*** Block opens ***
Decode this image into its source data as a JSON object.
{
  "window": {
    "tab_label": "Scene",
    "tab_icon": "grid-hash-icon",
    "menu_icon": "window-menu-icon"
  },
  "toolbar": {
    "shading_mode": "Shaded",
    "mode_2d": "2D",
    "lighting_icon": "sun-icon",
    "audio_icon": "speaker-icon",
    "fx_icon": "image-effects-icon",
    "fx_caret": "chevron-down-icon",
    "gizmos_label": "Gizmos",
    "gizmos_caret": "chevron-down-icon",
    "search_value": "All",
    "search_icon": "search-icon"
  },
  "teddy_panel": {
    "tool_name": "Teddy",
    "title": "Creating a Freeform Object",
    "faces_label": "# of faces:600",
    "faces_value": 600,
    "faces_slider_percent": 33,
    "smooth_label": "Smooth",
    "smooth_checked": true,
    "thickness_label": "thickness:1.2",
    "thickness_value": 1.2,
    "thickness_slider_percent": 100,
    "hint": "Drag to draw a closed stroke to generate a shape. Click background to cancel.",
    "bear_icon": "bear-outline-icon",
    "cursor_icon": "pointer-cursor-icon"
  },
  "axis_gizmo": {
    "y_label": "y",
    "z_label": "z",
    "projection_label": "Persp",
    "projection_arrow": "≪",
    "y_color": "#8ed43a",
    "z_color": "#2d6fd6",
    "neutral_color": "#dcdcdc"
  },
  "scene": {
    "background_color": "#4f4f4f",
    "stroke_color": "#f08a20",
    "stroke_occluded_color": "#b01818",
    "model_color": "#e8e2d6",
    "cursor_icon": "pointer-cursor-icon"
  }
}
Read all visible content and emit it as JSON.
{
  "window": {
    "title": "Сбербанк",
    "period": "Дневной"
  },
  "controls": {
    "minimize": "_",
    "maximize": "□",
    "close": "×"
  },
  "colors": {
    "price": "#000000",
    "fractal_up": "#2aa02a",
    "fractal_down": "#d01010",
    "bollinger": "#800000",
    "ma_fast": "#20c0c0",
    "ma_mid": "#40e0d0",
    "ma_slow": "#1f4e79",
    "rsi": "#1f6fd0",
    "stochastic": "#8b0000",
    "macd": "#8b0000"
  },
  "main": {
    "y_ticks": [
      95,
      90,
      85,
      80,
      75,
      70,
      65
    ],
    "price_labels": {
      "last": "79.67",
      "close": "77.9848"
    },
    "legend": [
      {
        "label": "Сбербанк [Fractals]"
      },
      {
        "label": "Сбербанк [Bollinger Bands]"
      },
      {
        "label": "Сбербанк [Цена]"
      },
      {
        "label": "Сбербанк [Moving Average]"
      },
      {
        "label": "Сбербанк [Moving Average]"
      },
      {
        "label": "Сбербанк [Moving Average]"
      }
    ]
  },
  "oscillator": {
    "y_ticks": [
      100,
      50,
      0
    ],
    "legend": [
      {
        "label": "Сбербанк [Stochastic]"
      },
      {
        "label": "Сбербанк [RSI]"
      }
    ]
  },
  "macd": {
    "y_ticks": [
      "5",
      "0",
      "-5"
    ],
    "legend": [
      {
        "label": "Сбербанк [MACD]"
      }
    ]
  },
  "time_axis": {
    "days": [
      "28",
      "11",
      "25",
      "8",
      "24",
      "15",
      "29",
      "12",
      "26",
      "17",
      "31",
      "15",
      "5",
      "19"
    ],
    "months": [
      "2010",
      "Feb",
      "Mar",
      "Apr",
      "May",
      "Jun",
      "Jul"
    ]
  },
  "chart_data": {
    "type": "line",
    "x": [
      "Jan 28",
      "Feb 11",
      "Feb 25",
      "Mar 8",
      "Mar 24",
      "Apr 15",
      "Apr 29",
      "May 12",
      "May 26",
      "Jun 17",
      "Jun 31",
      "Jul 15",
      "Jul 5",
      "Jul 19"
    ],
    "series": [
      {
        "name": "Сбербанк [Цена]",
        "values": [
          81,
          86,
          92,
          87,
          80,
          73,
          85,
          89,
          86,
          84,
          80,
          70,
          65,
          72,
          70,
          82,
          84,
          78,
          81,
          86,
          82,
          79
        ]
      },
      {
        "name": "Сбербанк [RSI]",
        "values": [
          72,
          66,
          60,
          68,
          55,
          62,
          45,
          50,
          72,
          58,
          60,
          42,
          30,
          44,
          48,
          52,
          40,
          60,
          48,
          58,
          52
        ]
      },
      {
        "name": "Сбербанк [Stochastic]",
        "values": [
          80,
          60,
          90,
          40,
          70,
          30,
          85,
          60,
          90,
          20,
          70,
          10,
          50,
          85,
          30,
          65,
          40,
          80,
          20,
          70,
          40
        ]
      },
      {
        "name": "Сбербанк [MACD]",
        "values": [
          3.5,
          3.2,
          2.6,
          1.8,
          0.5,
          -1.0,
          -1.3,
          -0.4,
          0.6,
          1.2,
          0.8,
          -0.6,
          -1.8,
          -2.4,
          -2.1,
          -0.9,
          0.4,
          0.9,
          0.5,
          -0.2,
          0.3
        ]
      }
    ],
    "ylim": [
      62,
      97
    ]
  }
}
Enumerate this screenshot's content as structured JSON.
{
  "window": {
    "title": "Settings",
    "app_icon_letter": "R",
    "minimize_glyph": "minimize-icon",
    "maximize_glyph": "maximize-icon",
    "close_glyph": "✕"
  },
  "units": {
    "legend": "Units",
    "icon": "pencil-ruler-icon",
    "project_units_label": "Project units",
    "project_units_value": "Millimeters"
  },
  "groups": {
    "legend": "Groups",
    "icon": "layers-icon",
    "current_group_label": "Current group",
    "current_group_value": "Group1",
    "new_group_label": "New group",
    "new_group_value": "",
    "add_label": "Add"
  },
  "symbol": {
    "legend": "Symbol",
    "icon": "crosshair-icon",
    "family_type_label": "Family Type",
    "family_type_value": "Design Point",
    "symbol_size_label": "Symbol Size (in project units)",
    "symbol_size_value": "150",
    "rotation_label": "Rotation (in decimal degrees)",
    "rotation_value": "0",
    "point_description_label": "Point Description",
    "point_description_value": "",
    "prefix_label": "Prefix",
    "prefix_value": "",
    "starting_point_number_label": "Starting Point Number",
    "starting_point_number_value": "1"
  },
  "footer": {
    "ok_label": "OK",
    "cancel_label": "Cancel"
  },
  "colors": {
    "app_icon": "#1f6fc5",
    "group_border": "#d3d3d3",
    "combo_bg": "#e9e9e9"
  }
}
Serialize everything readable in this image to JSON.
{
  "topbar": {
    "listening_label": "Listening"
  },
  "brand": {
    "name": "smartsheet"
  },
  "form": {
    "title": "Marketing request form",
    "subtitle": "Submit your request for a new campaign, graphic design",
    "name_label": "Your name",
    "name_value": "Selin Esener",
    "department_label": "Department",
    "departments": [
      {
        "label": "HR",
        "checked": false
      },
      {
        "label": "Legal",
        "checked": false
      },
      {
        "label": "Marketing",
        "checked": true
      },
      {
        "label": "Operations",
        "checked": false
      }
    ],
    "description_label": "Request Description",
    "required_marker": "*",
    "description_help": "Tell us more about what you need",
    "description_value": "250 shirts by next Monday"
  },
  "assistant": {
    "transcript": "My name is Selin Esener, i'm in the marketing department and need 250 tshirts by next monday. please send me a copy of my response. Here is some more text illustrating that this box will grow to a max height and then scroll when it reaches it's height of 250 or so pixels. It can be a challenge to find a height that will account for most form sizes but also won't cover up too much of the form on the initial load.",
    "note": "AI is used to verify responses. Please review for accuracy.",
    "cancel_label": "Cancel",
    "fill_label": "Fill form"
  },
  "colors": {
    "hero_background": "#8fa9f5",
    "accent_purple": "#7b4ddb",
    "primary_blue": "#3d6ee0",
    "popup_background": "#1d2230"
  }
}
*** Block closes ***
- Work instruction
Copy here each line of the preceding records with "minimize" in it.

- Answer
    "minimize": "_",
    "minimize_glyph": "minimize-icon",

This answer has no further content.